Gather all lines in the entries that include the word "Settings".

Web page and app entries
= = =

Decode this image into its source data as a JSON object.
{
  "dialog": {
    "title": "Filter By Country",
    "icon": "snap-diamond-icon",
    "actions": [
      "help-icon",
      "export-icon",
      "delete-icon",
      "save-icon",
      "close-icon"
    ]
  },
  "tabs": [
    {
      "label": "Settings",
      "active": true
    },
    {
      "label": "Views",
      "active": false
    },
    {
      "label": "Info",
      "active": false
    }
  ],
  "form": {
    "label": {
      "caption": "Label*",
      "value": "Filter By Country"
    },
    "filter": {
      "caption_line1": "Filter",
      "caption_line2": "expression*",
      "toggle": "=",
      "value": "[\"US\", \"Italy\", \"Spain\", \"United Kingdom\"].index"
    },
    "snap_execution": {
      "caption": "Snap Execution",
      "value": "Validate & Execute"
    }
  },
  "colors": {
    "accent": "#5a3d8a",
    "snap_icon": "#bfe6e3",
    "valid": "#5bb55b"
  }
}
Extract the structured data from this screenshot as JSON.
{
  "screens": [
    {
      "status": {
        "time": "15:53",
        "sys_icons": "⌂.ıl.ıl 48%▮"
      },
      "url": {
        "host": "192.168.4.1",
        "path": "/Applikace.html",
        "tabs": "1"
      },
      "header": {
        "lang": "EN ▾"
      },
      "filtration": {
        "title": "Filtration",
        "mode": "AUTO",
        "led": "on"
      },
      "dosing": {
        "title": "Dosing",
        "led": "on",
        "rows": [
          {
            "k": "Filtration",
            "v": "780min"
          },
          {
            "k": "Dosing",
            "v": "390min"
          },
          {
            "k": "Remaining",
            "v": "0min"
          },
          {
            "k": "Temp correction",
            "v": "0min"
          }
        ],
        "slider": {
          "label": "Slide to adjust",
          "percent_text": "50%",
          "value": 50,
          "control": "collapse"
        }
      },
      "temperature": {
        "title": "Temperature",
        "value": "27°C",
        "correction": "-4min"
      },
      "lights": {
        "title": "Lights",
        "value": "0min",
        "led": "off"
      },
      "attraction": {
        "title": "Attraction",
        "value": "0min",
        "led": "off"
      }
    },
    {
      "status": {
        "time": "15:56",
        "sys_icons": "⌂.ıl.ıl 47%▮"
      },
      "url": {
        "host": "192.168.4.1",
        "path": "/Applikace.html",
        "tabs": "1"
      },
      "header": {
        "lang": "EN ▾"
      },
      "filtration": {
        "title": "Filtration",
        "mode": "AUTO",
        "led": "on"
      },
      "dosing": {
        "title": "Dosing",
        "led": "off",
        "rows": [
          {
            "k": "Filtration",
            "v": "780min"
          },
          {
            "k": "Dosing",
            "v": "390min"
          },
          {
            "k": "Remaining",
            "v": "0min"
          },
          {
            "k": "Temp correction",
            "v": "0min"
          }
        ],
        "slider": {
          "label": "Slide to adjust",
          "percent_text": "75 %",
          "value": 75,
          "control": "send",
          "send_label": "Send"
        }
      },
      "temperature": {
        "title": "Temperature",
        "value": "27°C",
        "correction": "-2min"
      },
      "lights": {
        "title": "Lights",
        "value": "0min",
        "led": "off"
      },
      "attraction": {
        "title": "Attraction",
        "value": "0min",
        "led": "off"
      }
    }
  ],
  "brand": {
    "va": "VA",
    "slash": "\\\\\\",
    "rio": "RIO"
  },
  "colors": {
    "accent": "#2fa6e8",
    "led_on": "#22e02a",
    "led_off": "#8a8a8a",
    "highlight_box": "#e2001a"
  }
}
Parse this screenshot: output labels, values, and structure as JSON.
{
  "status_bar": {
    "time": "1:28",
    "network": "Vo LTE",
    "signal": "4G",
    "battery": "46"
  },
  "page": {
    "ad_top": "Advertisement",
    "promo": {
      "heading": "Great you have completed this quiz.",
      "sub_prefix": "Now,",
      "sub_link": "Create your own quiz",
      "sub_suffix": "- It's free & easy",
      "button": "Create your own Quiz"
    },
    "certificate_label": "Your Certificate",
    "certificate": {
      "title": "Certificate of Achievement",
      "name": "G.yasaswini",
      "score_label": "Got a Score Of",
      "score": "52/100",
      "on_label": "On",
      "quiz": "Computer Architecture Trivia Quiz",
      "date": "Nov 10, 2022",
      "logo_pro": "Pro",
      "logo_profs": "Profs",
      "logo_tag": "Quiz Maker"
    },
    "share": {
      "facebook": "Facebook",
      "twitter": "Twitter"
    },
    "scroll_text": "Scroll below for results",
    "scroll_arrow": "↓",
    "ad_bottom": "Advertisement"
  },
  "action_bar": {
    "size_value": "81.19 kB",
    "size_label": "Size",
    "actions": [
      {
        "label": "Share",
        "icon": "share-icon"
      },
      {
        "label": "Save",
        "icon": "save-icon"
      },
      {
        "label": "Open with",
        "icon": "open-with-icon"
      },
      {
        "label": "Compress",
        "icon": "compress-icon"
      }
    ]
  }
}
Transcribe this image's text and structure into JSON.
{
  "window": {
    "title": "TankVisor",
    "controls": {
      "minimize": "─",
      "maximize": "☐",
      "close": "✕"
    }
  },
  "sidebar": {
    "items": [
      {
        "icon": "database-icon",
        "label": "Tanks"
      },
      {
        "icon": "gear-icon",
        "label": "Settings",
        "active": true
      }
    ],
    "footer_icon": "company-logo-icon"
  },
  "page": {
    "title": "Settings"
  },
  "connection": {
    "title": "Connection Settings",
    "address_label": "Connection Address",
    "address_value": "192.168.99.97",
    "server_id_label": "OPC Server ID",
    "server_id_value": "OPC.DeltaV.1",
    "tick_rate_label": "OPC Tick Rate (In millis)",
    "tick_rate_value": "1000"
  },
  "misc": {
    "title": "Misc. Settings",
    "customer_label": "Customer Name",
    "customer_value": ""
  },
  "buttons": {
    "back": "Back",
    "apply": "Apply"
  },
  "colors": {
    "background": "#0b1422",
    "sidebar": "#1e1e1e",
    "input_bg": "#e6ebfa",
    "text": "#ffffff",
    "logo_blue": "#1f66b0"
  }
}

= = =

**Task answer:**
      "label": "Settings",
        "label": "Settings",
    "title": "Settings"
    "title": "Connection Settings",
    "title": "Misc. Settings",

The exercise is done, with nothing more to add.